Large collections of these records can be accessed through FamilySearch at www.familysearch.org. Others can only be found on Ancestry, Fold3 or other paid sites.
Information about Civil War records that can be found for free online can be found here and those for the American Revolution here.
6. Personal Papers, Letters and Diaries
Sometimes the best place to find a missing birth record is in that old box of letters in the attic (or in a digital attic, as the case may be).
People often referenced the birth of a new member of the family in diary entries or letters to other family members. Sometimes, lacking a family bible, families just recorded the births of family members on whatever they had lying around. My great-grandfather wrote down the names and birth dates of all his children on a plain piece of paper. If you are fortunate enough to have one of those relatives who saves everything, you may be able to contact that person and ask to look through their collection of old family papers.
Not all of us have this advantage, of course, but many collections of family papers have been donated to libraries, museums, and historical societies and some of these have been digitized. It is worth completing an online search to see if your ancestors are mentioned in a collection of personal papers. While you might not be able to view every scrap of paper online, you may be able to locate the library or archive where the collection is stored so that you can search it in person.

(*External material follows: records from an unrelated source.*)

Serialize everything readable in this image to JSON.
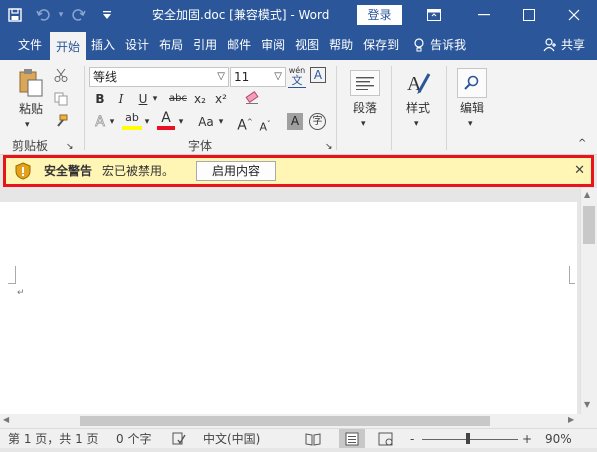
{
  "titlebar": {
    "doc_title": "安全加固.doc [兼容模式]  -  Word",
    "login": "登录",
    "save_icon": "save-icon",
    "undo_icon": "undo-icon",
    "redo_icon": "redo-icon"
  },
  "tabs": [
    {
      "label": "文件"
    },
    {
      "label": "开始"
    },
    {
      "label": "插入"
    },
    {
      "label": "设计"
    },
    {
      "label": "布局"
    },
    {
      "label": "引用"
    },
    {
      "label": "邮件"
    },
    {
      "label": "审阅"
    },
    {
      "label": "视图"
    },
    {
      "label": "帮助"
    },
    {
      "label": "保存到"
    },
    {
      "label": "告诉我"
    },
    {
      "label": "共享"
    }
  ],
  "ribbon": {
    "clipboard": {
      "paste": "粘贴",
      "label": "剪贴板"
    },
    "font": {
      "name": "等线",
      "size": "11",
      "label": "字体",
      "bold": "B",
      "italic": "I",
      "underline": "U",
      "strike": "abc",
      "subscript": "x₂",
      "superscript": "x²",
      "case": "Aa",
      "grow": "A",
      "shrink": "A",
      "wen": "wén",
      "font_color_letter": "A",
      "highlight_letter": "ab",
      "effects_letter": "A",
      "shade_letter": "A",
      "char_border_letter": "A",
      "enclosed_char": "字"
    },
    "paragraph": {
      "label": "段落"
    },
    "styles": {
      "label": "样式"
    },
    "editing": {
      "label": "编辑"
    }
  },
  "security": {
    "title": "安全警告",
    "message": "宏已被禁用。",
    "button": "启用内容"
  },
  "document": {
    "para_mark": "↵"
  },
  "status": {
    "page": "第 1 页，共 1 页",
    "words": "0 个字",
    "lang": "中文(中国)",
    "zoom": "90%",
    "zoom_minus": "-",
    "zoom_plus": "+"
  },
  "colors": {
    "brand": "#2b579a",
    "warning_bg": "#fff5b5",
    "highlight_border": "#e8141a",
    "font_color": "#e81123",
    "highlight_color": "#ffff00"
  }
}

Look for such collections via ArchiveGrid or in online libraries like Internet Archive, the DPLA and Hathitrust. Type “family papers” or “personal papers” and a surname of interest in the searches on these sites.
The following pictures show the title page and table of contents of the Family Papers of the Day and Hartsinck families, edited by Samuel H. Day in 1911. As you can see in the table of contents, the work includes pedigrees for both families, so birth dates would be included here.
There are many other possible records where you may be lucky enough to find a birth date. Study the region and time period you are researching to better understand what documents are available to you and sooner or later you are bound to discover the information you need.
Janet Meydam is a freelance writer who has over 40 years of experience in genealogy as a hobby. Her knowledge includes researching many different records from the United States, Germany, and Poland. She is also a co-author of her parents’ family history book “I Come from a Long Line of Dilleys.” Janet works as an occupational therapist. She and her husband Tim have three adult children and live in Wisconsin.
Image: Untitled Photo. 1941. Library of Congress